Skin biopsies have long documented that chemical peels effectively thin the stratum corneum, thicken and plump the epidermis, and also increase dermal collagen production. It is often advised that anyone who undergoes a professional peel supports its effects with a routine at home to receive even greater benefits and maintain the results. The key caveat of peels is that the improvement can be dramatic but is not permanent, hence the usual professional recommendation for a series of peels rather than simply one single attempt.

Further reading and research

Cochrane Database Syst. Rev. 2005 Jan 25; (1): CD001782
Interventions for photodamaged skin
M Samuel, RC Brooke, S Hollis, CE Griffiths


Semin. Plast. Surg. 2016 Aug; 30(3): 129-33
Noninvasive Facial Rejuvenation. Part 1: Patient-Directed
SJ Commander, D Chang, A Fakhro, MG Nigro, EI Lee


Semin. Plast. Surg. 2016 Aug; 30(3): 143-50
Noninvasive Facial Rejuvenation. Part 3: Physician-Directed-Lasers, Chemical Peels, and Other Noninvasive Modalities
JD Meaike, N Agrawal, D Chang, EI Lee, MG Nigro


Facial Plast. Surg. 2013 Jun; 29(3): 154-60
Innovations in minimally invasive facial treatments
JR Jurado, LF Lima, IP Olivetti, HH Arroyo, IH de Oliveira
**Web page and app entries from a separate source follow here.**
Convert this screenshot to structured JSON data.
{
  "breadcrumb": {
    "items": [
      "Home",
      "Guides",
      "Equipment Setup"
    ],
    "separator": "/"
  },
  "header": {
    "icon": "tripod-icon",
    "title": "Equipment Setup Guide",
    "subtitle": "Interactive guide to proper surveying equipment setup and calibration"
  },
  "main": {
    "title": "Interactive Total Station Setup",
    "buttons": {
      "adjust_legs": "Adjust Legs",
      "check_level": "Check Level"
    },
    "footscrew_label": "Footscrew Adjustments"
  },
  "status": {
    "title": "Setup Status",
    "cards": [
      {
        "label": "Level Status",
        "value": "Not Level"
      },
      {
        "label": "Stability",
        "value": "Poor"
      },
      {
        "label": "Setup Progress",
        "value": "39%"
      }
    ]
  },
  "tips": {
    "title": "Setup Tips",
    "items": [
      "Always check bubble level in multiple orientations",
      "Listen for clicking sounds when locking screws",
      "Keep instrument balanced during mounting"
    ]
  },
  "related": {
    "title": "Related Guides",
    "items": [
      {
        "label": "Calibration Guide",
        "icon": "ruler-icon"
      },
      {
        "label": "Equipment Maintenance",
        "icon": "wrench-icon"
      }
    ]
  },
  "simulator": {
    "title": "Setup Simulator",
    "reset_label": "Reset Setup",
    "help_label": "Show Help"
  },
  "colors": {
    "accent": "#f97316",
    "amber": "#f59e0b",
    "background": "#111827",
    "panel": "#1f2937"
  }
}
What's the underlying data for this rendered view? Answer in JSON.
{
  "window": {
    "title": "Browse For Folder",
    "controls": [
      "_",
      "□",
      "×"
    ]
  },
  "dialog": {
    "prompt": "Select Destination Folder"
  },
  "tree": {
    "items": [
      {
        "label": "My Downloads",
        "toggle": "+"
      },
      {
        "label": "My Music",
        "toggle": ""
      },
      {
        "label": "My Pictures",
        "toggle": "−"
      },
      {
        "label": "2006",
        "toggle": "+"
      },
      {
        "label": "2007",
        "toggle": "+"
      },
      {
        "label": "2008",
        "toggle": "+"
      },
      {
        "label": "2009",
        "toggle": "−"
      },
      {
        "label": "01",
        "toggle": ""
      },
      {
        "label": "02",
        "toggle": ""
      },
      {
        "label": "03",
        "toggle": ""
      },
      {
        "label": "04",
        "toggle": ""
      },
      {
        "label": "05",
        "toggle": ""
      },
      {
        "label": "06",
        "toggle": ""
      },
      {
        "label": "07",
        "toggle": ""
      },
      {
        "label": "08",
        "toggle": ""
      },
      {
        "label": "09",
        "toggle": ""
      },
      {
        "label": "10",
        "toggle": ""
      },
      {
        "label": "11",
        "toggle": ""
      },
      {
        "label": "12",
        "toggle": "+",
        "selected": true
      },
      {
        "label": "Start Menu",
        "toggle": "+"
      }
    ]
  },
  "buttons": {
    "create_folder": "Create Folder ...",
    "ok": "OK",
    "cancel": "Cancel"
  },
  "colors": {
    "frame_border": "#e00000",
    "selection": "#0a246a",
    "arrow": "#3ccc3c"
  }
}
Facial Plast. Surg. Clin. North Am. 2001 May; 9(2): 239-55, viii
Chemical peels
GD Monheit, MA Chastain